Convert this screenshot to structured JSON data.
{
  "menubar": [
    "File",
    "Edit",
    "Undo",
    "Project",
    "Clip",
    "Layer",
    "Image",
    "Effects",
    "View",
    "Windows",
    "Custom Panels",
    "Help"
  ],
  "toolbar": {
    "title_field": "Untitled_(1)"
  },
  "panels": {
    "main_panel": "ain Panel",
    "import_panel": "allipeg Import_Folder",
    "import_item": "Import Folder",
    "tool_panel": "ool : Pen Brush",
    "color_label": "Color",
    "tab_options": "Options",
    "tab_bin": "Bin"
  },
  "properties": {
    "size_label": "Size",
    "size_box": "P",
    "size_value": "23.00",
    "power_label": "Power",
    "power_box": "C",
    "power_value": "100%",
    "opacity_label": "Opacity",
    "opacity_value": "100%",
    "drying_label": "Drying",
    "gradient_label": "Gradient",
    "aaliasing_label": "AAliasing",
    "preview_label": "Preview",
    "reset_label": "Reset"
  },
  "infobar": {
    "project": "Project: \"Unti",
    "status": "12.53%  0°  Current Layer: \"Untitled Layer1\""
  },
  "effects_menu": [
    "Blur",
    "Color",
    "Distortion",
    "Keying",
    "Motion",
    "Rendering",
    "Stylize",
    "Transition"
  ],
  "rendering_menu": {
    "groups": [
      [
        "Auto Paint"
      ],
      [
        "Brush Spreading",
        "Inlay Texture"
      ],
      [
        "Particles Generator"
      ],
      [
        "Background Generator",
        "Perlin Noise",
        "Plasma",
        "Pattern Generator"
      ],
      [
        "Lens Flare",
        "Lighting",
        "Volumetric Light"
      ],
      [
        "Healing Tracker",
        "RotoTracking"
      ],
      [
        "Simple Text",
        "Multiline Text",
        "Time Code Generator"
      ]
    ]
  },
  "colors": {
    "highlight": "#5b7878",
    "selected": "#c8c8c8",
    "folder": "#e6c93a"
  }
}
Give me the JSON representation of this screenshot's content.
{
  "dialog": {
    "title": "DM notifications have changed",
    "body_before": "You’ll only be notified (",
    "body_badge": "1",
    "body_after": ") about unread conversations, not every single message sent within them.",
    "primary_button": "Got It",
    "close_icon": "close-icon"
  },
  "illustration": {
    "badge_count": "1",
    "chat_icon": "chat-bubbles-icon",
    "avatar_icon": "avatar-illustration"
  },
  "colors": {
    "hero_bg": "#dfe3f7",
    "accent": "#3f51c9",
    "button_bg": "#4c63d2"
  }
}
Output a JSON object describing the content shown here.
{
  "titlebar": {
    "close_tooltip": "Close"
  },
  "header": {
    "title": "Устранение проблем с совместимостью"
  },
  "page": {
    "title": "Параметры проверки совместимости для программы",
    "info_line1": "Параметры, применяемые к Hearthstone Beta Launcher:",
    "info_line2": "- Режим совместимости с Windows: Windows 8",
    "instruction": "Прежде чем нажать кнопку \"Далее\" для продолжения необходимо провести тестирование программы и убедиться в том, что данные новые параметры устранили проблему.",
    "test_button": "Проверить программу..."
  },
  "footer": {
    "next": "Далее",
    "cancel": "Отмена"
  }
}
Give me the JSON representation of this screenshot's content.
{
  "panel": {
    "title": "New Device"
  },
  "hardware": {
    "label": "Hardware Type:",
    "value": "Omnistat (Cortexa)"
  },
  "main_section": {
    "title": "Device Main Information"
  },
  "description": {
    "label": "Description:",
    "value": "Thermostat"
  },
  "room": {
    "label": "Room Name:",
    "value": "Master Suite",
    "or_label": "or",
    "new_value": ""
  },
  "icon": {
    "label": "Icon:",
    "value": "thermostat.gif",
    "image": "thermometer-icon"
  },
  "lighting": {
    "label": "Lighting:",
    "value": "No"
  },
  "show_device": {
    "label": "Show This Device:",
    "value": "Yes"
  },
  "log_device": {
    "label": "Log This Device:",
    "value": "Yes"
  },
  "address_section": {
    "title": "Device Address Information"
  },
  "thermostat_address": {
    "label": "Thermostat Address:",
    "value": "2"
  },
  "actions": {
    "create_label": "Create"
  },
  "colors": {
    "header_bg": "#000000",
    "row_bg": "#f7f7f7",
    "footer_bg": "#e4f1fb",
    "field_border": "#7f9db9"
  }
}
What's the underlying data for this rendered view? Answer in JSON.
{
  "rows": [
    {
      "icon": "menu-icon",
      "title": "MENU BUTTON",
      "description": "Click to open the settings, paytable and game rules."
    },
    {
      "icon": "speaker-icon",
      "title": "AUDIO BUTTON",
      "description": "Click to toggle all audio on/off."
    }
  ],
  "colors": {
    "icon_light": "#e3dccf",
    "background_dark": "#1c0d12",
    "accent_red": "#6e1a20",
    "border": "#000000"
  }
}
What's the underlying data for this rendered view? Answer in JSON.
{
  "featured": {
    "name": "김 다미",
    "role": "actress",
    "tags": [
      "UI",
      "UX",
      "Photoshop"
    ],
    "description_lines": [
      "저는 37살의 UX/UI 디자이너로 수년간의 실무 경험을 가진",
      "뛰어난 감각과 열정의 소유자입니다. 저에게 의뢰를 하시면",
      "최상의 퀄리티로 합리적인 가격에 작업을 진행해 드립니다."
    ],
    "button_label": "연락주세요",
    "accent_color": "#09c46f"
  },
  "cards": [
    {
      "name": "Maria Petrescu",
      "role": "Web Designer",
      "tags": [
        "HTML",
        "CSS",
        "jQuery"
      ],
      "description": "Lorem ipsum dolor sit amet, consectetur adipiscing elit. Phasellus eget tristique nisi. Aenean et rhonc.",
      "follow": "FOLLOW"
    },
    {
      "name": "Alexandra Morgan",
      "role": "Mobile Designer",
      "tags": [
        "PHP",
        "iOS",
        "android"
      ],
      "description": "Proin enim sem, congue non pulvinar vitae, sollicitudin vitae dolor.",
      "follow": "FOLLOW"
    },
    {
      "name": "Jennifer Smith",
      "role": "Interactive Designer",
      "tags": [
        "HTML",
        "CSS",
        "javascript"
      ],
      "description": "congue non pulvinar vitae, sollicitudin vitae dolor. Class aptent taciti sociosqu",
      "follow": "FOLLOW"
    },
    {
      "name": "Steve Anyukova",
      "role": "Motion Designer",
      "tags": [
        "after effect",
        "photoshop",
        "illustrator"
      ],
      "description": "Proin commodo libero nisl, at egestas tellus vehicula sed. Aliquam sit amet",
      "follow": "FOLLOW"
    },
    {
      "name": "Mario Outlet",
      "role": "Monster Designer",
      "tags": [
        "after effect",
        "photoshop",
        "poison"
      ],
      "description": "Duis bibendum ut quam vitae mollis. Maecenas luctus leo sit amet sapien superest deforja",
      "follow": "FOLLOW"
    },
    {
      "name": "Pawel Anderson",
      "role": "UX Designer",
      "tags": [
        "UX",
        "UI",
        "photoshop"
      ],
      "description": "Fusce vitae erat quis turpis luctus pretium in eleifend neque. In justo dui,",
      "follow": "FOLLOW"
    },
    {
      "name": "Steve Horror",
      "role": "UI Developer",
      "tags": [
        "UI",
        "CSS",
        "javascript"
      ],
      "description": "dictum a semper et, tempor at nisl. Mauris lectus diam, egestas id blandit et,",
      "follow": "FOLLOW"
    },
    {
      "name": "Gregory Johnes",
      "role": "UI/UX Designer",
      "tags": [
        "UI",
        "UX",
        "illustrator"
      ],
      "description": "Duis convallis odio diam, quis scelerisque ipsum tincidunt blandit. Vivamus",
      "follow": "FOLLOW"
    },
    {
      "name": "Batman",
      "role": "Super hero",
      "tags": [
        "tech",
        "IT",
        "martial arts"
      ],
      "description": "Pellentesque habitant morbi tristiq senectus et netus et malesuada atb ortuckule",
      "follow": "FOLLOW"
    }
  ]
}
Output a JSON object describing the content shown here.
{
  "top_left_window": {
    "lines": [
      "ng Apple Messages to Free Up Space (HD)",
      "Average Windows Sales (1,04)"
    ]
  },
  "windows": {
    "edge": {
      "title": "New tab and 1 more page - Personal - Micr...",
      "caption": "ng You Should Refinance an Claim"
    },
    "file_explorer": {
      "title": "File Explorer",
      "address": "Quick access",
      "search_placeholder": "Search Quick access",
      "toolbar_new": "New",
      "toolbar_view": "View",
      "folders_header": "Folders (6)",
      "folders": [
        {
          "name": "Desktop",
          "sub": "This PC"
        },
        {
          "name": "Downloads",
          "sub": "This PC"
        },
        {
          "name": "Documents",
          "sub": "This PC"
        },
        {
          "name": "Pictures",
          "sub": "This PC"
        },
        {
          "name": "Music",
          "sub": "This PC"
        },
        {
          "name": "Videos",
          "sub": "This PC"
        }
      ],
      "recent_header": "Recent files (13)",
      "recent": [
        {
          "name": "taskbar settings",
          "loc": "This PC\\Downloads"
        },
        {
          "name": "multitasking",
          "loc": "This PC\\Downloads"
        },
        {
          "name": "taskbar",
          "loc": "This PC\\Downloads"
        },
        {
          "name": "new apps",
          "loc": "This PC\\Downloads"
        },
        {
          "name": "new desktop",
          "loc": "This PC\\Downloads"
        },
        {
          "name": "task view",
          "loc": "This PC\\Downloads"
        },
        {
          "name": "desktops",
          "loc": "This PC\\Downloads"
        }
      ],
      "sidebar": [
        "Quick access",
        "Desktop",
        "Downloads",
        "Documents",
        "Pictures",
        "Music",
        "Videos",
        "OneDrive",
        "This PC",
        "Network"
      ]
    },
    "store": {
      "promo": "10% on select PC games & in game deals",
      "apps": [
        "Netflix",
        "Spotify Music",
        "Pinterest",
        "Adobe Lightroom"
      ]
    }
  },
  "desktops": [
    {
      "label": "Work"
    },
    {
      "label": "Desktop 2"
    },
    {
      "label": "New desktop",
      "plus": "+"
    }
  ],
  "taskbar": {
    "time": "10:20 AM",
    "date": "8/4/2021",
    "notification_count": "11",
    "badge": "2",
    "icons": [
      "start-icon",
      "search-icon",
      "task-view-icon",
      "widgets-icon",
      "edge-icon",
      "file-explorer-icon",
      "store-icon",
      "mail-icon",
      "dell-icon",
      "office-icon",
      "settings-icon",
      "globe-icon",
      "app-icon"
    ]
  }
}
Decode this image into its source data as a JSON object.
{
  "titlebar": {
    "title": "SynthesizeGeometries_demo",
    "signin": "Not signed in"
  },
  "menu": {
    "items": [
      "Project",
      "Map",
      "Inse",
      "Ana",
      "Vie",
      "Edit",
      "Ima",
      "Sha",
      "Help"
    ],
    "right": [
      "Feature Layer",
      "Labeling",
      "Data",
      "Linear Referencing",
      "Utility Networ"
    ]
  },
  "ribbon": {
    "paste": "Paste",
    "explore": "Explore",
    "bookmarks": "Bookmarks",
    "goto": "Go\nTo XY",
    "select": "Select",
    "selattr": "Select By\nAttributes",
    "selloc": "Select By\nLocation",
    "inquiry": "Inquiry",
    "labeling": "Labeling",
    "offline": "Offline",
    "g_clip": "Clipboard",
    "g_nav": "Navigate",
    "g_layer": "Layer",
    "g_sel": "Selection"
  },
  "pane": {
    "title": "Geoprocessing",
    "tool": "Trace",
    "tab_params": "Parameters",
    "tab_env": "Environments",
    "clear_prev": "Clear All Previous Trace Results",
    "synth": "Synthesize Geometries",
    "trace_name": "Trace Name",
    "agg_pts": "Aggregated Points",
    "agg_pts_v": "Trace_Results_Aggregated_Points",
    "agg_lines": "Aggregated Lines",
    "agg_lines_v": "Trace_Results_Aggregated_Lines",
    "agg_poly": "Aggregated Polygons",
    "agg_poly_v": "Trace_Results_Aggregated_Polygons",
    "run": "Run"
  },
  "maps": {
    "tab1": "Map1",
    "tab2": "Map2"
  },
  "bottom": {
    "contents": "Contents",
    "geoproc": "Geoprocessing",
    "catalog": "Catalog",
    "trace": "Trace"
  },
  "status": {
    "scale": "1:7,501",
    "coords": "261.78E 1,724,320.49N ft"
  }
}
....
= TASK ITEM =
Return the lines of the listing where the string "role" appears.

= ANSWER BOX =
    "role": "actress",
      "role": "Web Designer",
      "role": "Mobile Designer",
      "role": "Interactive Designer",
      "role": "Motion Designer",
      "role": "Monster Designer",
      "role": "UX Designer",
      "role": "UI Developer",
      "role": "UI/UX Designer",
      "role": "Super hero",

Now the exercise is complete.